• [Exercise details]
The number of lines in the records that include "Interior" is all you should give.

(Items from an interface collection)
+ + +

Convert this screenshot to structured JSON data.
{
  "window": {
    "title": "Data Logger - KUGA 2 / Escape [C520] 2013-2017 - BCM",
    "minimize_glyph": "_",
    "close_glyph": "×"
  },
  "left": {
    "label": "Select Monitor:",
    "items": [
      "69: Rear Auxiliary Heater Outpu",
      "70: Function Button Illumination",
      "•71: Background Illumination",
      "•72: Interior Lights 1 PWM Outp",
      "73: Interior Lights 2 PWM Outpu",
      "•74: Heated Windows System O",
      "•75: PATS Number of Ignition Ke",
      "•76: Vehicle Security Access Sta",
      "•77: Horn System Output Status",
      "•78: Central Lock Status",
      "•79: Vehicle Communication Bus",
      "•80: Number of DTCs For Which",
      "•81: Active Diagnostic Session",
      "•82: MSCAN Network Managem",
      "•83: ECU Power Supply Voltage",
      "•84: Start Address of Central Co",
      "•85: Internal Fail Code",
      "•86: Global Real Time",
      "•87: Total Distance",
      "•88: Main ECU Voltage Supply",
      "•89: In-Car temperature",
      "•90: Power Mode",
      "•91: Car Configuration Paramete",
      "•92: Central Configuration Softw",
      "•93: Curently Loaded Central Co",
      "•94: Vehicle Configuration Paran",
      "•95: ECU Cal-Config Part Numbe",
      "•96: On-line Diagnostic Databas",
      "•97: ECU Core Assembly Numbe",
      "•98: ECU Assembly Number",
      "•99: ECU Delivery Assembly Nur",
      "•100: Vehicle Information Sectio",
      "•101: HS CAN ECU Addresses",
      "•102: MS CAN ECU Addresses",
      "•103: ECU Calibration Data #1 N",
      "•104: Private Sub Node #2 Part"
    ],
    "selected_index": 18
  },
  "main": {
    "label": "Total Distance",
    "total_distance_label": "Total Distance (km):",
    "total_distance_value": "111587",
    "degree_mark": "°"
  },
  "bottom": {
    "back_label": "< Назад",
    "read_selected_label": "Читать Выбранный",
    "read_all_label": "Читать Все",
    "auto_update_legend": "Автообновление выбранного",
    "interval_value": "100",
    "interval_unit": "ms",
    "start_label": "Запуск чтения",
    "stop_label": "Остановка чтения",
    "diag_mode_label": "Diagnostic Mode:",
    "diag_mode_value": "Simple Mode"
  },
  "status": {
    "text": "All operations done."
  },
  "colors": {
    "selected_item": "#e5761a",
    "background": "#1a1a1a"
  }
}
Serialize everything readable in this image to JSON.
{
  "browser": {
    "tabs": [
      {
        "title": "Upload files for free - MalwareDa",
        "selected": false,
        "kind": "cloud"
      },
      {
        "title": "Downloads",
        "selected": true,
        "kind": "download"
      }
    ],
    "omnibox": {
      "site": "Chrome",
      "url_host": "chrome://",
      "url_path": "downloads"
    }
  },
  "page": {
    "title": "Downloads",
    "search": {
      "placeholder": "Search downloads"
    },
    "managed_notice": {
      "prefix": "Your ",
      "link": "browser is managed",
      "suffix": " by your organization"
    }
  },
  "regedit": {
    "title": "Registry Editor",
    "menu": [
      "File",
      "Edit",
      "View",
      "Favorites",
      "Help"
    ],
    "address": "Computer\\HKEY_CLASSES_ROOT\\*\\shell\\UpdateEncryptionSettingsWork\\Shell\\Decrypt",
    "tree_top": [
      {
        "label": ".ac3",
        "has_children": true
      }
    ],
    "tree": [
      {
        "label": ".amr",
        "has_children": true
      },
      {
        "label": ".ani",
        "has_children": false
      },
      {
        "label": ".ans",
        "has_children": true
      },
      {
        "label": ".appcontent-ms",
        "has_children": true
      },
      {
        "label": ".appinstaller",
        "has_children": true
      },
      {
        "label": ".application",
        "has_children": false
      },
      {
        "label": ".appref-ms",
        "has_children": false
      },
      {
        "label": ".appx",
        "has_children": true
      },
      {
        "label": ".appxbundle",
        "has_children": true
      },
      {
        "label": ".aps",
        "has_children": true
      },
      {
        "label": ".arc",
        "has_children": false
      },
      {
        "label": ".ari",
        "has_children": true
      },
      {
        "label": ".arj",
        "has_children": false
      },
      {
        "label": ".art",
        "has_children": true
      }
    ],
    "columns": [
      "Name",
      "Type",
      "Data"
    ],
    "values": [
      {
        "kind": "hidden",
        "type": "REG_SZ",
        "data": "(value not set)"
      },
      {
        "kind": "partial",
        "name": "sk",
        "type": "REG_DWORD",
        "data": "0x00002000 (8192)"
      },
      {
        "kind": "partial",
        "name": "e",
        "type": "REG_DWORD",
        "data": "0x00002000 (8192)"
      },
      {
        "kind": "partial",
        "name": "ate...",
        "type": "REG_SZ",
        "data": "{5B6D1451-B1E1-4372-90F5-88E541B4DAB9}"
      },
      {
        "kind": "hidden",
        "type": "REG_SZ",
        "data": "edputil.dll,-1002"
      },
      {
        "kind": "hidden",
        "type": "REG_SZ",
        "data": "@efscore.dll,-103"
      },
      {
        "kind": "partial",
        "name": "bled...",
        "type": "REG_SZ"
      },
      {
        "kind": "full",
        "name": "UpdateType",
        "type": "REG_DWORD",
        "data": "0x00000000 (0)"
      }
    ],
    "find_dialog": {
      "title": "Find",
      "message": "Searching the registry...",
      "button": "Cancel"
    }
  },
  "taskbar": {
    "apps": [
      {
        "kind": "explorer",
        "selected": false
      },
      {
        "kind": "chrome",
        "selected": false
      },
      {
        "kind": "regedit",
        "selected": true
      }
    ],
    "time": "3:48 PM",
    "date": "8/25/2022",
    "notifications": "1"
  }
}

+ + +

• [Exercise response]
2